On October 11the aforementioned Joint Statement stated that both sides “agreed to enhance maritime cooperation to promote joint development” and they welcomed the agreement signed by the China National Offshore Oil Company (CNOOC) and Brunei National Petroleum Company Sendirian Berhad (PetroleumBRUNEI) on setting up a joint venture. Later that week, Xinhua described the development as “a pioneering move.” In fact, the overhyped agreement was actually a much more modest one that only involved setting up a joint venture to provide oil field services.

In October 2011, China and Vietnam reached an Agreement on Basic Principles Guiding the Settlement of Maritime Issues. The two agreed to deal with the easy issues first and address the difficult issues later. Priority was placed on speeding up the demarcation of waters outside the Gulf of Tonkin and, once this was accomplished, they would commence discussions on “co-operation for mutual development” in these waters. The Basic Principles called for China and Vietnam to undertake cooperation in less-sensitive fields such an environmental protection, marine scientific research, search and rescue at sea, and mitigation of damage caused by natural disasters.
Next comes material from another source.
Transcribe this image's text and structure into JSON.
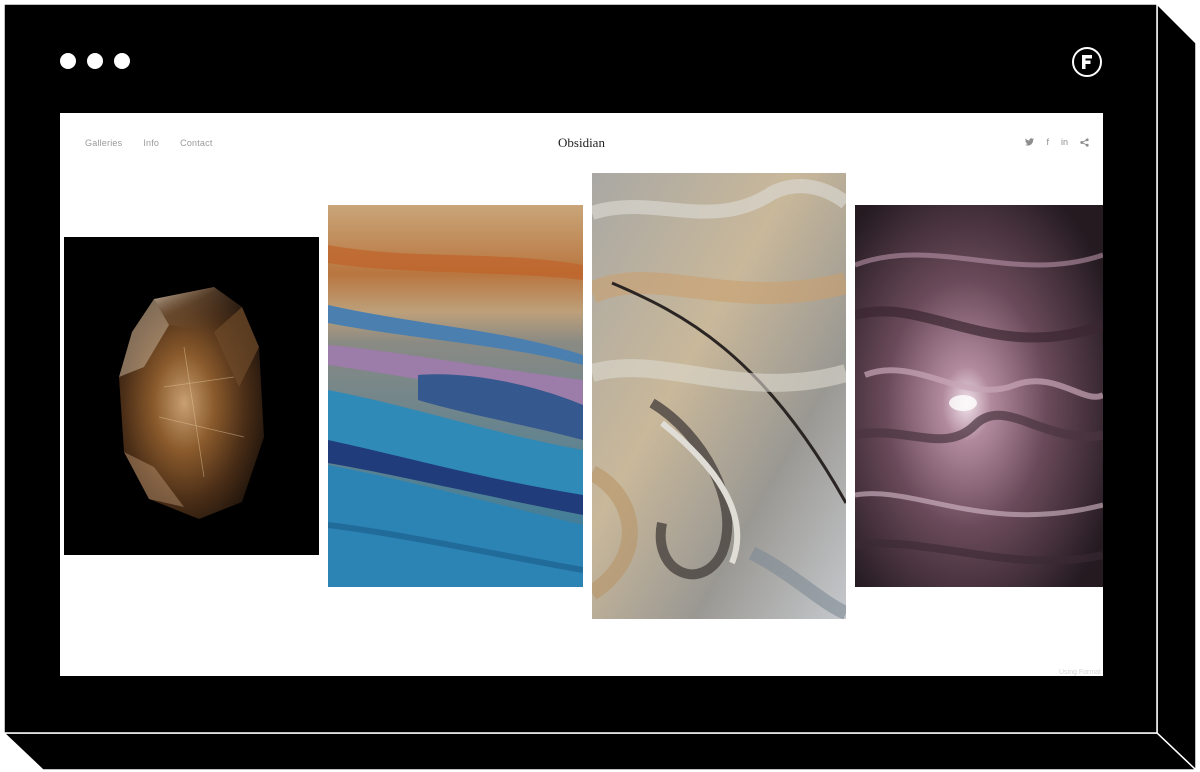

Additionally, during Li’s visit to Vietnam this month, he and his Vietnamese counterpart, Prime Minister Nguyen Tan Dung, agreed to formally establish three working groups on maritime cooperation, onshore cooperation, and financial cooperation. The maritime working group is to be set up within the existing joint Governmental Negotiation Team on Vietnam-China Boundary and Territory.
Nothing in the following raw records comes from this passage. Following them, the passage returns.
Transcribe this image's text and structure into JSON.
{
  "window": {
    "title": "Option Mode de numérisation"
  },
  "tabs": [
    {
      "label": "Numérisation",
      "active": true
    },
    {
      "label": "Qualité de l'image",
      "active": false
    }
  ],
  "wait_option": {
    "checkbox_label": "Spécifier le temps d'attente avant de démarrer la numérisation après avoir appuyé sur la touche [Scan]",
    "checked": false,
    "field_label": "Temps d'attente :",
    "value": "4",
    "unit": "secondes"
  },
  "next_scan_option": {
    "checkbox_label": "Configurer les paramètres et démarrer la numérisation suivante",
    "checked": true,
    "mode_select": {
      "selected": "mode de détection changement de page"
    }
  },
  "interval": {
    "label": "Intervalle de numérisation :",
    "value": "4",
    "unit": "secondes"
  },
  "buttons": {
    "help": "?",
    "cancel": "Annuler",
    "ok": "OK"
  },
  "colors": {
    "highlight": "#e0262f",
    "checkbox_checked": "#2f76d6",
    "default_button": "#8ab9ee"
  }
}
An official spokesperson for China’s Chinese Ministry of Foreign Affairs stated on October 14 that the “decision to establish a maritime cooperation work group… demonstrates the two countries’ ability to solve the disputes in the South China Sea, which is the only problem left affecting the bilateral relationship.”
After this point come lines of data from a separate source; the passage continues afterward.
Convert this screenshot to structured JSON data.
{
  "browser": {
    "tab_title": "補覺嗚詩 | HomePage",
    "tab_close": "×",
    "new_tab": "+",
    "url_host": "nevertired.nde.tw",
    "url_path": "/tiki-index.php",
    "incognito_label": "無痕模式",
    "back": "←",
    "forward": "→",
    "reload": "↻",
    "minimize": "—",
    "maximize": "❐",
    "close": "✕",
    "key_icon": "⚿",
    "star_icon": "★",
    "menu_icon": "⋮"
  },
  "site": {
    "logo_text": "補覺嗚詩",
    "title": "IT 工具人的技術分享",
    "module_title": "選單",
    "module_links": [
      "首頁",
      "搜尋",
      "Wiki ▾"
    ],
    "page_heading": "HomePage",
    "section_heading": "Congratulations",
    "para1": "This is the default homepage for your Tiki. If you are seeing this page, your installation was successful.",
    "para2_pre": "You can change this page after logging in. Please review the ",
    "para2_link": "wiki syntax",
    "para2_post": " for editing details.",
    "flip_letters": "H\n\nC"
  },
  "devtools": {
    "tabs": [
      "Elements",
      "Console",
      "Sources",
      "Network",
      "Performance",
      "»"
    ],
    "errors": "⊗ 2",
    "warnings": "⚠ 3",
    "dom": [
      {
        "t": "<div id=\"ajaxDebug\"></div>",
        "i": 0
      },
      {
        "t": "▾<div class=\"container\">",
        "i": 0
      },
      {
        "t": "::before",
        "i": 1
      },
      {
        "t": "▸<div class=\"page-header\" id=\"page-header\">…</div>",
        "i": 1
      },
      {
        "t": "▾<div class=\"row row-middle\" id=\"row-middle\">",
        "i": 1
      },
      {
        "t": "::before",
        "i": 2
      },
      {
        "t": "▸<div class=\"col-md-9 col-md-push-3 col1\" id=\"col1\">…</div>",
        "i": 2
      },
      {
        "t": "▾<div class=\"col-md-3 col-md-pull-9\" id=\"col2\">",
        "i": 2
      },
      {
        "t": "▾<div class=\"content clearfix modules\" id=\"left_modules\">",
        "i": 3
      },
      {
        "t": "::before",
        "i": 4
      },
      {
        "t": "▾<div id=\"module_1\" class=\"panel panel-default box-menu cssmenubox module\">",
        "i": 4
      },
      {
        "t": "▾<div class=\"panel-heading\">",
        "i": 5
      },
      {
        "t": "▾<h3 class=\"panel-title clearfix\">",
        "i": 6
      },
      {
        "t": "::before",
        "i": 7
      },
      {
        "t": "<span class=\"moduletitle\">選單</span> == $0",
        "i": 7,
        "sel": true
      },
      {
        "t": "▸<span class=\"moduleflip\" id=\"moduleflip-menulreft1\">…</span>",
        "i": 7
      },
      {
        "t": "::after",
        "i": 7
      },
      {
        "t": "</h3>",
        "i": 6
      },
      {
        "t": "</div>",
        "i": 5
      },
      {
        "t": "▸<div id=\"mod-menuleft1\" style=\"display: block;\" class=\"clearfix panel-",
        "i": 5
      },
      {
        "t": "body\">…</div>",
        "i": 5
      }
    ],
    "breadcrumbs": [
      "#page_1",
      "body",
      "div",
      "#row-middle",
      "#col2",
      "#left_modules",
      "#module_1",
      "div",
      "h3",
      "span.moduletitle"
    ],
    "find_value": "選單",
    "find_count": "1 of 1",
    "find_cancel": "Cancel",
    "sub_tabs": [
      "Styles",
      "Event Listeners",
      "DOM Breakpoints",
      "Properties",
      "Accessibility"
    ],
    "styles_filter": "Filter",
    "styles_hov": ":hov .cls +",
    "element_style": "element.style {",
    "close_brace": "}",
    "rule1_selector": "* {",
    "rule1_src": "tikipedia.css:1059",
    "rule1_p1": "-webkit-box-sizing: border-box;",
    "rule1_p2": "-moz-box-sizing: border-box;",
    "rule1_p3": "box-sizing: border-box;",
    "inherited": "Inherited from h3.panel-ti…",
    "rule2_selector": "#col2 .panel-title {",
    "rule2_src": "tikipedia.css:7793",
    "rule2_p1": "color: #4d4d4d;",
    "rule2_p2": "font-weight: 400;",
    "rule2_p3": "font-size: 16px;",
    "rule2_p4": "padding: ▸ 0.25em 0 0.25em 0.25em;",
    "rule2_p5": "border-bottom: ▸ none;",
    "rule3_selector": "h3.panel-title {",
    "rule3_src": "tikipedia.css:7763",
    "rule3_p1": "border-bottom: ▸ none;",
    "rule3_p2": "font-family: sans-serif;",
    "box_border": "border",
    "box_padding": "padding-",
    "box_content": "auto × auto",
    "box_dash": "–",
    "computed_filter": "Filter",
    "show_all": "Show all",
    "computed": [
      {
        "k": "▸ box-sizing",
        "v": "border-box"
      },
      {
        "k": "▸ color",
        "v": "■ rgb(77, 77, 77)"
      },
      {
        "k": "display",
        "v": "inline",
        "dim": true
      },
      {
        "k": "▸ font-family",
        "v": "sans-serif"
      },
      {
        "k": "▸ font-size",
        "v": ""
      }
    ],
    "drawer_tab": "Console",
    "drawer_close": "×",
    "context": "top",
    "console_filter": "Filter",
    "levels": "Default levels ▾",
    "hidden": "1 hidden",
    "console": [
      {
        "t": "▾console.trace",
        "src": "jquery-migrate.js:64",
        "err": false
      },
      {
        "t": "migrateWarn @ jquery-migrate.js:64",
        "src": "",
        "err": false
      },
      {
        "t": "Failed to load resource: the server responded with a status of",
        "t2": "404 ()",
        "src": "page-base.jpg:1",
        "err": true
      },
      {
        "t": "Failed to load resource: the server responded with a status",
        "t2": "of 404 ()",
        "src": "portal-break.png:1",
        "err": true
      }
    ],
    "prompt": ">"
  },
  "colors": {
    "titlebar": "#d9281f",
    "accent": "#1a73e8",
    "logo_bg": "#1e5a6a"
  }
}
Chinese press and media commentators have interpreted references to maritime cooperation in the leaders’ statement as a “breakthrough” involving joint development in the waters outside the Gulf of Tonkin. Commentator Hua Yiwen enthused that this would lead to “further development in a wider range of waters.”

The 2011 China-Vietnam Basic Principles were published separately in Chinese and Vietnamese, which has led to ambiguity in their translation into English. For example, Vietnam uses the expression “cooperation for mutual development” rather than “joint development.” Vietnam has not agreed to cut a separate deal with China at the expense of other claimants. Point 3 of the 2011 Basic Principles states clearly, “disputes relating to other countries shall be settled through negotiations with other concerned parties.”

There can be no question that Li’s visit to Vietnam served to keep bilateral relations on an upward trajectory. But claims of a major breakthrough appear premature, regardless of what Chinese media commentators may claim. Li and Dung agreed to “kick-start a joint survey in the waters off the mouth of the Tonkin Gulf” as well as to undertake joint cooperation in maritime environmental protection in the Gulf of Tonkin and conduct a survey of Holocenne-era sediments in the Red River and Yangtze Deltas.

Duong Danh Dy, former Vietnamese Consul General in Guangzhou, China offered his assessment, "It’s just diplomatic rhetoric. Vietnamese and Chinese interests over the South China Sea are like fire and water.”